Special Teams will hopefully be an area of great improvement for the Redskins in 2004. Out is former ST coach Mike Stock, and in is Danny Smith. Smith came to the Redskins from the Buffalo Bills where he spent the last few seasons with Skins’ new Assistant Coach Gregg Williams. Buffalo had a solid 2003 campaign special teams-wise, and Smith will be looking to duplicate that success again in 2004. Joe Gibbs has always insisted on solid special teams play, and will undoubtedly give Smith everything he needs to be successful in terms of time and resources.
Smith will certainly have an impressive stable of components to work with…
RB Chad Morton
Weight: 203 lbs
At first glance, some might think that Chad Morton had an off season in 2003 having slipped to 5th in the NFC for kickoff return yardage (23.4). But anyone who watched Washington play knows that it was not due to a lack of effort on Morton’s part. For weeks this fireplug looked like he could take a return to the end zone and was often a sole bright spot in an often dismal 5-11 season. He finally broke one in week 12 against the Saints and took it 94 yards to the house for his only return touchdown of the season.
Morton will benefit directly from the greater attention to special teams that the 2004 coaching regime has. With better blocking, and James Thrash to help shoulder the kick and punt return duties, Chad will be looking to move back into the league’s elite category of return men.
WR James Thrash
A former perennial Redskin favorite, Thrash returned to the Redskins in the 2004 off-season. Though it is unknown how he will impact the offense this season, Redskin fans can count on Thrash helping out on special teams. Whether it’s with the ball, or without, Thrash has proven year-in and year-out that he is a great ST performer. Last season in Philadelphia, his 24 yards per kickoff return were 2nd in the NFC… and almost a yard more than Morton. Thrash is a guy who works harder than just about everybody… his presence and inspiration make the entire ST unit better.
P Tom Tupa
Weight: 225 lbs
Tupa comes to Washington from Tampa Bay where he spent two seasons. He is re-united with John Hall whom he spent 3 seasons with, in New York with the Jets. A point made more poignant by the fact that Tupa will also take over holding duties on special teams.
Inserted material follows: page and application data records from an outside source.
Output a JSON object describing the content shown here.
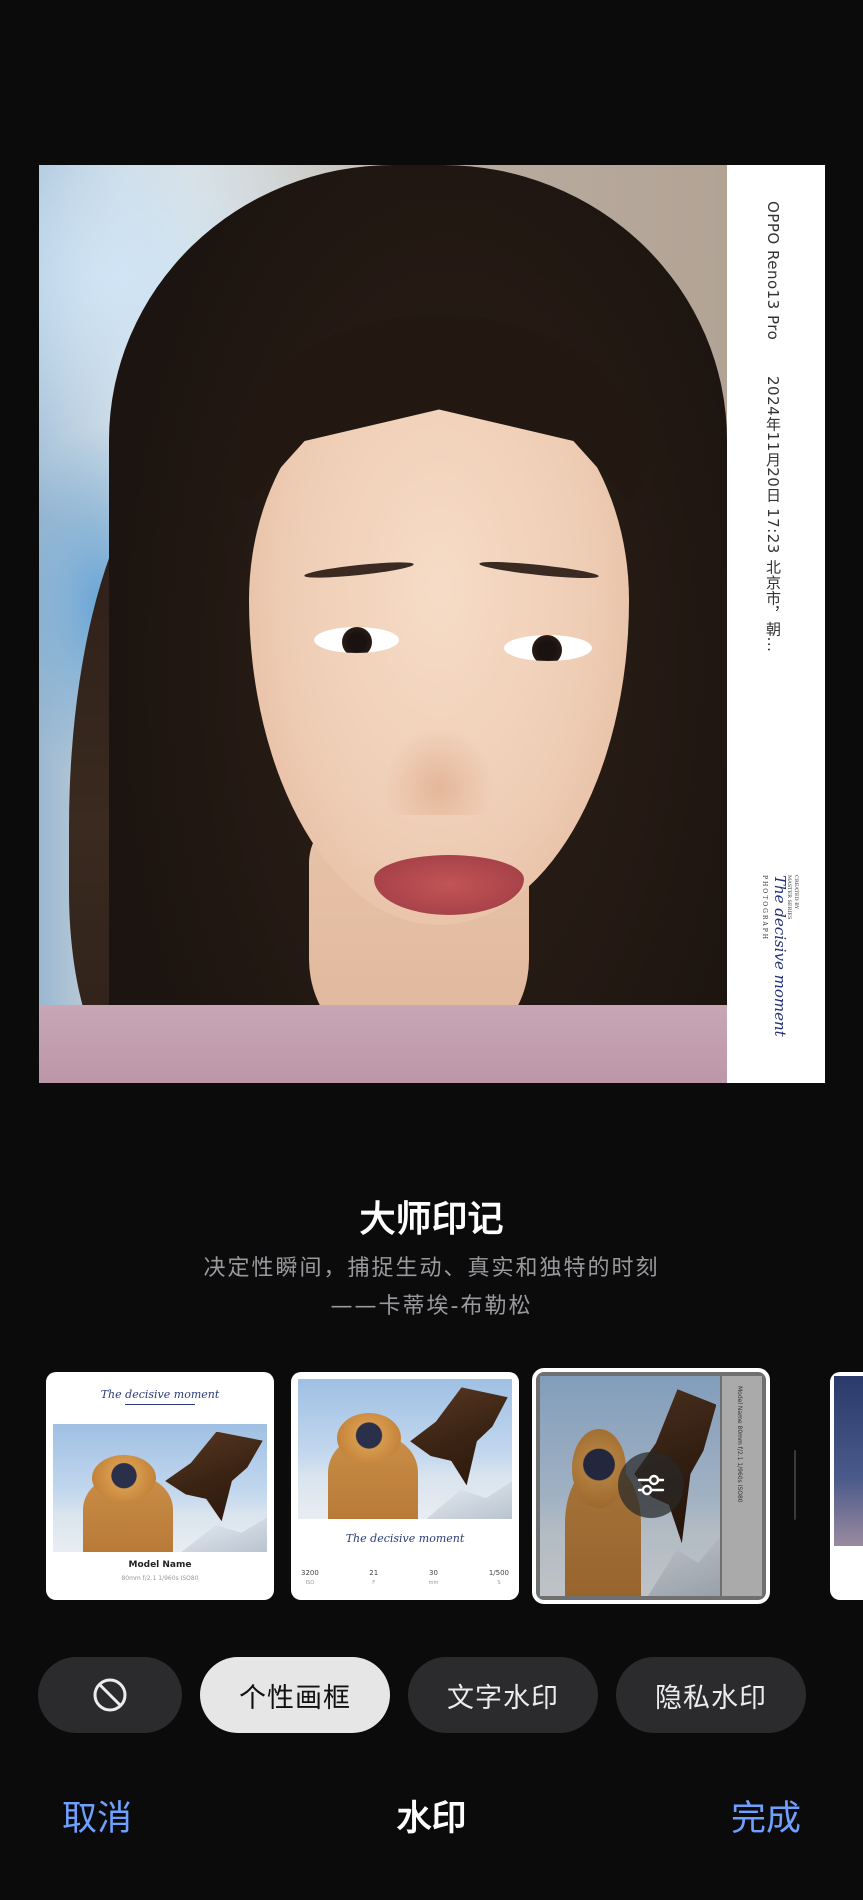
{
  "preview": {
    "camera_model": "OPPO Reno13 Pro",
    "datetime_location": "2024年11月20日 17:23 北京市，朝...",
    "signature_logo": "The decisive moment",
    "logo_caption_1": "CREATED BY",
    "logo_caption_2": "MASTER SERIES",
    "logo_caption_3": "PHOTOGRAPH"
  },
  "style": {
    "title": "大师印记",
    "quote_line1": "决定性瞬间，捕捉生动、真实和独特的时刻",
    "quote_line2": "——卡蒂埃-布勒松"
  },
  "thumbnails": {
    "t1": {
      "logo": "The decisive moment",
      "name": "Model Name",
      "params": "80mm  f/2.1  1/960s  ISO80"
    },
    "t2": {
      "logo": "The decisive moment",
      "cells": [
        {
          "value": "3200",
          "unit": "ISO"
        },
        {
          "value": "21",
          "unit": "F"
        },
        {
          "value": "30",
          "unit": "mm"
        },
        {
          "value": "1/500",
          "unit": "S"
        }
      ]
    },
    "t3": {
      "side_text": "Model Name  80mm  f/2.1  1/960s  ISO80"
    }
  },
  "categories": {
    "none_icon": "no-watermark-icon",
    "items": [
      {
        "label": "个性画框",
        "selected": true
      },
      {
        "label": "文字水印",
        "selected": false
      },
      {
        "label": "隐私水印",
        "selected": false
      }
    ]
  },
  "bottom_bar": {
    "cancel": "取消",
    "title": "水印",
    "done": "完成"
  },
  "colors": {
    "background": "#0b0b0c",
    "accent": "#6ea0ff",
    "pill": "#2b2b2d",
    "pill_selected": "#e6e6e6"
  }
}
The two are very comfortable together.
Tupa will also improve the punting ‘situation’ that seemed to surface again in 2003. Bryan Barker was 40 years old, and for much of the season, he punted that way. Barker’s 40.2-yard average was good enough for just 11th overall in the NFC, while Tupa’s 43.3 with the Bucs was good enough for 3rd best in the conference. Tupa had 6 touchbacks as well.
His background as an NFL quarterback also makes him an excellent addition to the Special Teams trick playbook. Joe Gibbs was fond of the odd bit of chicanery in his first go-round. If he’s so inclined this time around, it’s a good bet that plays will take advantage of Tupa’s ability to throw the ball.
K John Hall
Hall was a very welcome addition to the Redskins special teams unit. For years, Redskins fans have felt anything but secure when ANY of the dozen or so ‘kickers’ that paraded through Washington have dropped back to kick. But 2003 was different. Hall was solid kicking FGs, posting a 76% success rate, and missed just one PAT in his 27 attempts. He managed to post over 100 points (101) for the 6th time in his career. He (tied) led all NFL kickers with 4 FGs of 50 yards or more.
Hall also performed well on kick-offs, though it’s one area that he may be looking to improve on in 2004. Redskin opponents’ had a starting field position average of the 28-yard line, 6th best in the NFC.
Hall and Tupa will pretty much just be getting into the swing of things. There will be little to watch here except perhaps when fakes and other tricks are being practiced by the kicking unit.
Conversely, there will be a great battle for return duties. Both Thrash and Morton are very capable. Whether one takes punt duties and the other kickoffs remains to be seen, but it’s probable that the coaching staff will want the two of them showing what they have in the pre-season. In all likelihood, both will take the field in the regular season, negating the possibility of teams kicking away from strength and facilitating even more trick play possibilities. But in camp terms, it will probably mean many exciting runs from both incumbents.
Watch for the progress in our camp reports, which will be starting Saturday.
Edit: This blog was archived in May of 2016 from our original articles database.It was originally posted by Mark Solway